Yunnan 168: a new player in the game

DSC_5032Yunnan 168 seems to be the newest restaurant in the San Gabriel Valley to realize that there’s something about spicy Chinese food that keeps people coming back for more. Maybe it’s masochism and maybe it’s a way to show off one’s masculinity, but all I know is that when I get the craving for something spicy, it doesn’t leave till I get it.

Upon entering the clean and spacious space that Yunnan 168 popped up in, I was immediately drawn to the cold plates display table.  There were the usuals: thin sliced spicy beef, pickled cabbage, and cucumbers. There were also a few other dishes that caught my attention like the cold fava bean and the cold noodles (called ling fen noodles in Mandarin).


For about $4, you can get a combination plate of three appetizers, which is a decent deal.  I picked the thinly sliced spicy beef, the pickled green beans, and the fava beans.  The beef wasn’t as spicy as I’d like and a bit too heavy on the salt, but not a bad rendition of the classic cold plate because it still had that distinct peppery flavor.  The pickled green beans tasted fine and had that strangely appealing ashtray smokiness, but the texture of some pieces were too soft.  I prefer them fairly crisp. The fava beans were alright but nothing compared to fresh fava beans.  Next time, I’d probably order the cold noodles in their place.

DSC_5035Although I had wanted to try a spicy casserole dish or maybe dry stir-fried beef, I was really in the mood for noodles, so I ordered the house special Yunnan rice noodles.  The dish came in three separate serving vessels: the noodles in a large bowl, a plate of assorted meats and green onion, and finally the soup. The waitress combined all of them at the table into a big bowl of chicken-flavored deliciousness.

The soup was great with the green onions rounding out the richness of the chicken. The rice noodles were slippery and not too soggy at all. The thin slices of meat, which tasted like a more delicate char-siu pork, were perfectly seasoned. The slices of chicken leg were what really stood out in this dish. They were flavorful, juicy, and perfectly tender. I hadn’t had chicken cooked so well in a long time.

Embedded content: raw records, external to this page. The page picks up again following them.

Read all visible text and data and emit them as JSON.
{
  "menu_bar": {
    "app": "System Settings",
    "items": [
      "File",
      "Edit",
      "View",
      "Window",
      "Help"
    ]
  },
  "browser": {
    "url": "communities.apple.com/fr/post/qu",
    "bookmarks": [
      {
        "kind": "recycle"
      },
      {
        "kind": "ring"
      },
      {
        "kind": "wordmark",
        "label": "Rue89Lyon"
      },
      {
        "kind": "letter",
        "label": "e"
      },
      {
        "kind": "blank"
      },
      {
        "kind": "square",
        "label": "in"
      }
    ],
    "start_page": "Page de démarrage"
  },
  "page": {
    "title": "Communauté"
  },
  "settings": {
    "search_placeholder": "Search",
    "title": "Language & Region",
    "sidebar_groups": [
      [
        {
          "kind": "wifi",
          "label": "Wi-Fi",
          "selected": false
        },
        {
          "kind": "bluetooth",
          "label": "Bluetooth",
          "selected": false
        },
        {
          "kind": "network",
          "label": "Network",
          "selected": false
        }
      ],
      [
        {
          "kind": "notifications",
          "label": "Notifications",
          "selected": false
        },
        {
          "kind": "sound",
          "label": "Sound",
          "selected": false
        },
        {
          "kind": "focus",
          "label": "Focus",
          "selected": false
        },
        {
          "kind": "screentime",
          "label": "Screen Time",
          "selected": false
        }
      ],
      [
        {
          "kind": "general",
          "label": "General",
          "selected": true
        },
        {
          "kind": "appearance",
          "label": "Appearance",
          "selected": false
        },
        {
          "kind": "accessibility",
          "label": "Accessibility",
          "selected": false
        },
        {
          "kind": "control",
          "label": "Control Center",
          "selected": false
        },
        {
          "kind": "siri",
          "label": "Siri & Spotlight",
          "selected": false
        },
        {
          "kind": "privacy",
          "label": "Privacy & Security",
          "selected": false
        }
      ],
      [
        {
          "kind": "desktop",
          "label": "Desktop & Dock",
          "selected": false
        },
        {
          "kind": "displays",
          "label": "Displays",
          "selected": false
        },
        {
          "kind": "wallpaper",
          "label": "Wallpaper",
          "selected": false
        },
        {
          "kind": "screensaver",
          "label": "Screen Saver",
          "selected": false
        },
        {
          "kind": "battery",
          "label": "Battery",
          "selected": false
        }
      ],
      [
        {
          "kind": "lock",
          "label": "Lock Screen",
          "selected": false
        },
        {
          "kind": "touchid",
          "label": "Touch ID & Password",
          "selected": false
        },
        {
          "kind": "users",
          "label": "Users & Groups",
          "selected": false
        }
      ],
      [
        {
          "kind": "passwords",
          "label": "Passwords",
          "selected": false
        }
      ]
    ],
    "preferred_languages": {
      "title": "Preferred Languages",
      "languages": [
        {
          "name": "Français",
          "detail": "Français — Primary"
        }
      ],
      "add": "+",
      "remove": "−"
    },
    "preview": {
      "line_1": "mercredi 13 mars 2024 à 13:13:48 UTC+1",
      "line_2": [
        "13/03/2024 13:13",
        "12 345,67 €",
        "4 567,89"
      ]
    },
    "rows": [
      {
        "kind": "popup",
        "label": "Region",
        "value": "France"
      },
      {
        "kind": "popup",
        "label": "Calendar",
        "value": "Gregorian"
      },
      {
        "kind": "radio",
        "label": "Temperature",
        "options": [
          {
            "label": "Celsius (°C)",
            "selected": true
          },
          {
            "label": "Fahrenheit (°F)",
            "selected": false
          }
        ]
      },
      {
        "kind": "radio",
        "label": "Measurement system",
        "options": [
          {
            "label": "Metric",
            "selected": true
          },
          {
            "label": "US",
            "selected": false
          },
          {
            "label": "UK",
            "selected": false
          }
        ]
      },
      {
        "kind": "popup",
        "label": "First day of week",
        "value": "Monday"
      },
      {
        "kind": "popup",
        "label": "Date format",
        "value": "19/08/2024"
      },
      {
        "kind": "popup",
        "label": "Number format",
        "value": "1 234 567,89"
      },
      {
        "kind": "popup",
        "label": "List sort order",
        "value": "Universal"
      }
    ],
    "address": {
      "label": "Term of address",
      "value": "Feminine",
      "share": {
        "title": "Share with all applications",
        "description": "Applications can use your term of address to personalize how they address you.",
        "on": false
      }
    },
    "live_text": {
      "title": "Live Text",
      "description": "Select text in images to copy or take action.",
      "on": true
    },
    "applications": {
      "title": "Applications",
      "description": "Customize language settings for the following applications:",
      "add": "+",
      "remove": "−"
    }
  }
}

DSC_5037The BF ordered the restaurant’s home-style tofu, which came in a surprisingly orange color — surprising because I had expected it to be red from the chili. While it wasn’t as spicy as the home-style tofu at Yunnan Garden on Las Tunas, the flavor of the wok qi was strong and the tofu was fried on the outside and still custardy inside, which is the ideal consistency. I enjoyed the fact that the dish had that lingering taste which I associate as a precursor to a spicy bite, but the bite just never hit.


We also shared a shredded potato dish, which was also good.  The green jalapenos really work well in enhancing the wok flavor in this dish.  It’s simple, but always a favorite.

The service at Yunnan 168 was fairly good for a Chinese restaurant. Our waitress gave us a couple of smiles and seemed to take the BF’s vegetarian requests without too much trouble.  She even gave us two glasses of the restaurant’s cold qi tea to combat the spicy dishes. Even though the dishes weren’t that spicy, the tea was appreciated. It was slightly herbal with the flavor of chrysanthemum and the strange maple-syrup taste that wintermelon tea usually has.  I liked that it wasn’t overly sweet.

Although I haven’t yet tried the seriously spicy dishes at Yunnan 168, if they’re as good as the noodle soup I had there, I’ll be happy to be a returning customer,  The interior and decor reminds me of a TGIFridays or a Denny’s, but it’s fairly clean, which means if I bring my mom, she won’t have any complaints about the restaurant’s sanitation. I’m not a big stickler about that, but I know a lot of people are.

Yunnan 168 [map]
1530 San Gabriel Blvd.
San Gabriel, CA 91776